## Exercise prompt
Starting from the first line below, count the lines carrying the string "title" and answer with the count by itself.

## Dataset rows for apps and sites
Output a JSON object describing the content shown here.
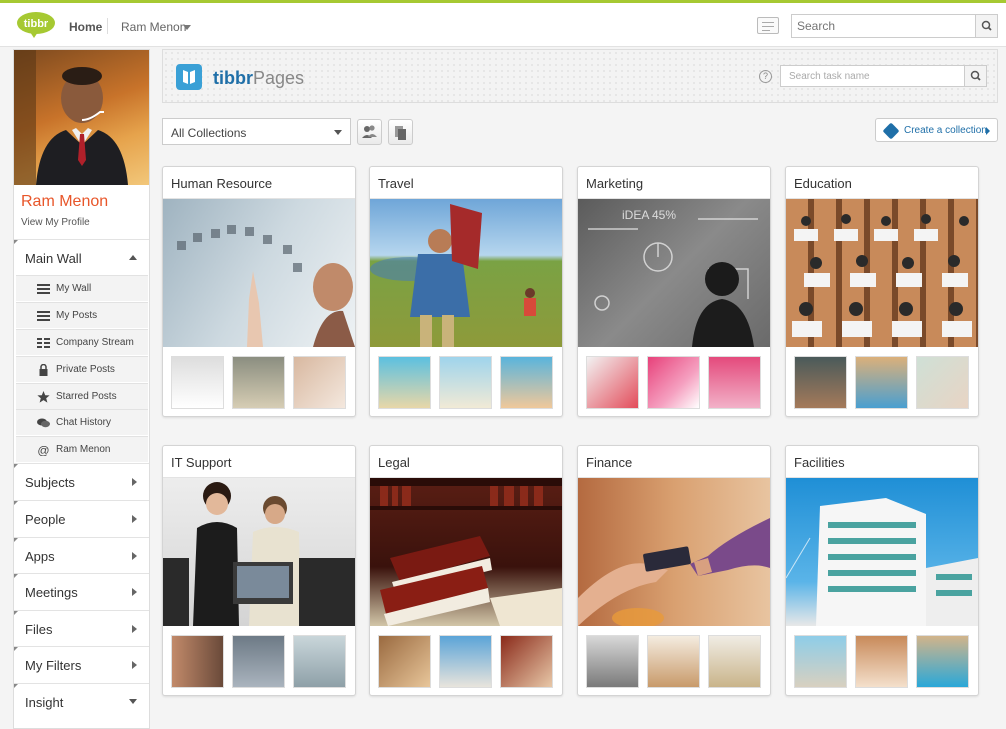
{
  "topbar": {
    "logo_text": "tibbr",
    "home": "Home",
    "user": "Ram Menon",
    "search_placeholder": "Search"
  },
  "profile": {
    "name": "Ram Menon",
    "link": "View My Profile"
  },
  "sidebar": {
    "main_wall": "Main Wall",
    "sub_items": [
      {
        "label": "My Wall",
        "icon": "list-icon"
      },
      {
        "label": "My Posts",
        "icon": "list-icon"
      },
      {
        "label": "Company Stream",
        "icon": "grid-icon"
      },
      {
        "label": "Private Posts",
        "icon": "lock-icon"
      },
      {
        "label": "Starred Posts",
        "icon": "star-icon"
      },
      {
        "label": "Chat History",
        "icon": "chat-icon"
      },
      {
        "label": "Ram Menon",
        "icon": "at-icon"
      }
    ],
    "sections": [
      "Subjects",
      "People",
      "Apps",
      "Meetings",
      "Files",
      "My Filters",
      "Insight"
    ]
  },
  "pages_header": {
    "brand": "tibbr",
    "title": "Pages",
    "task_search_placeholder": "Search task name"
  },
  "toolbar": {
    "collections_select": "All Collections",
    "create_collection": "Create a collection"
  },
  "collections": [
    {
      "title": "Human Resource"
    },
    {
      "title": "Travel"
    },
    {
      "title": "Marketing"
    },
    {
      "title": "Education"
    },
    {
      "title": "IT Support"
    },
    {
      "title": "Legal"
    },
    {
      "title": "Finance"
    },
    {
      "title": "Facilities"
    }
  ],
  "colors": {
    "accent_green": "#a6c932",
    "brand_blue": "#1f6fa8",
    "name_orange": "#e8562a"
  }
}
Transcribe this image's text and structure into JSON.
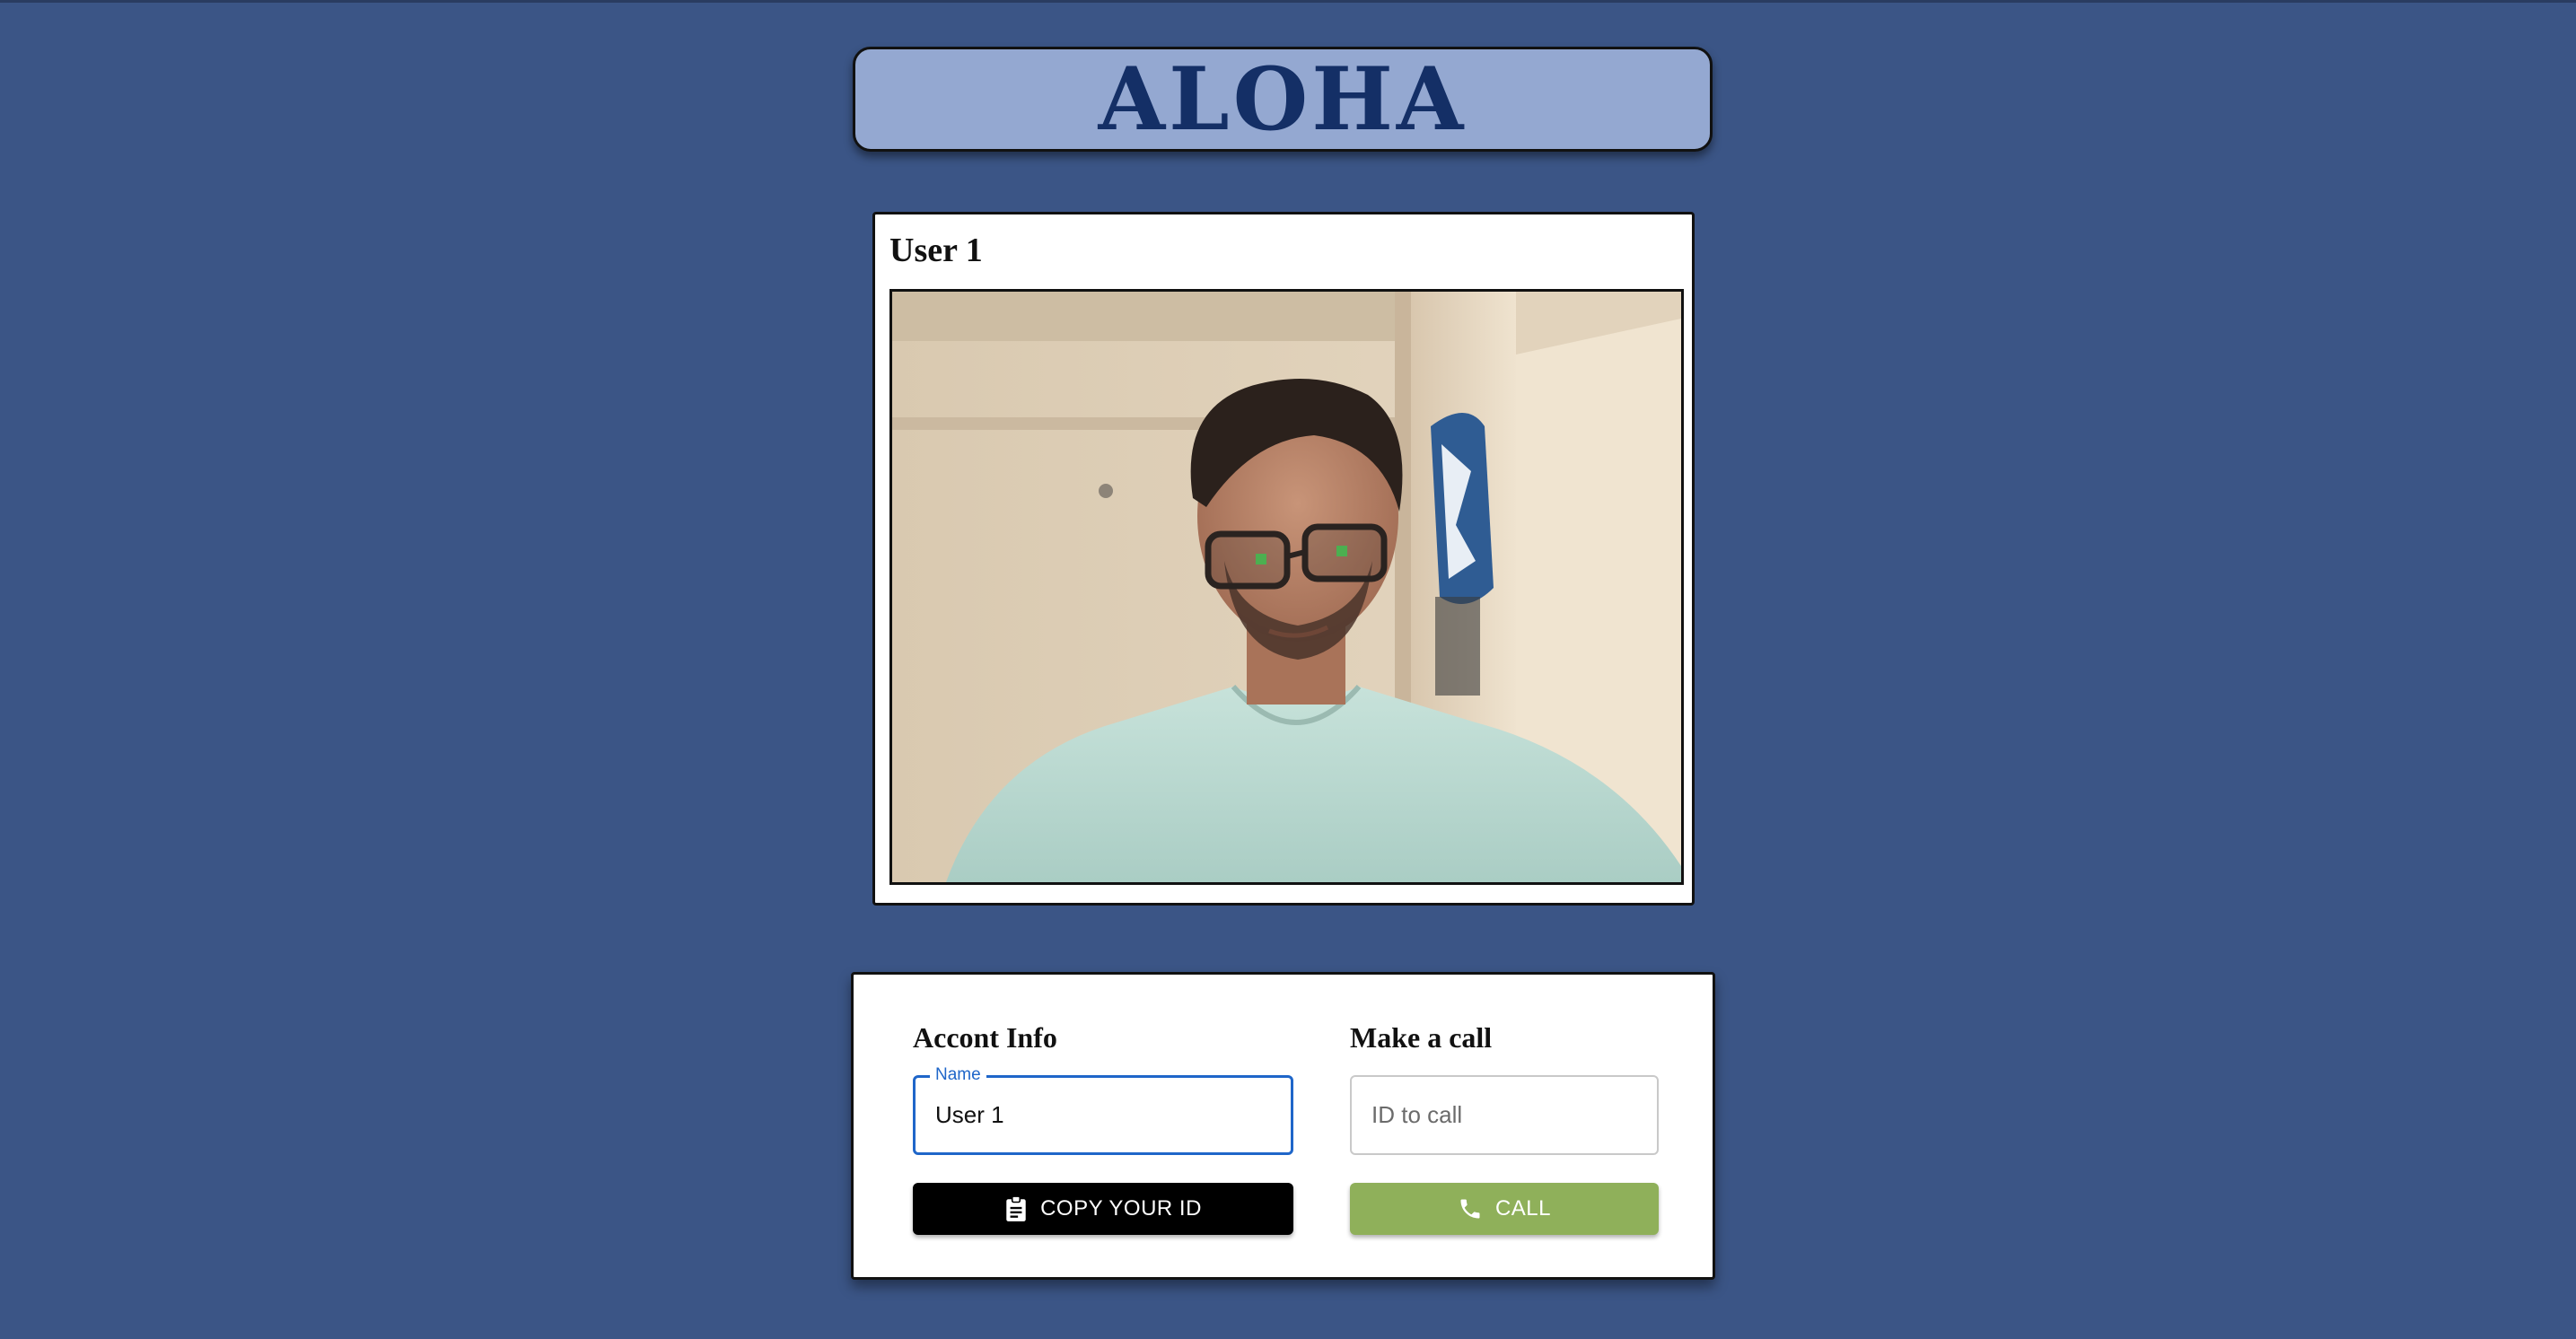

## Response to this exercise
9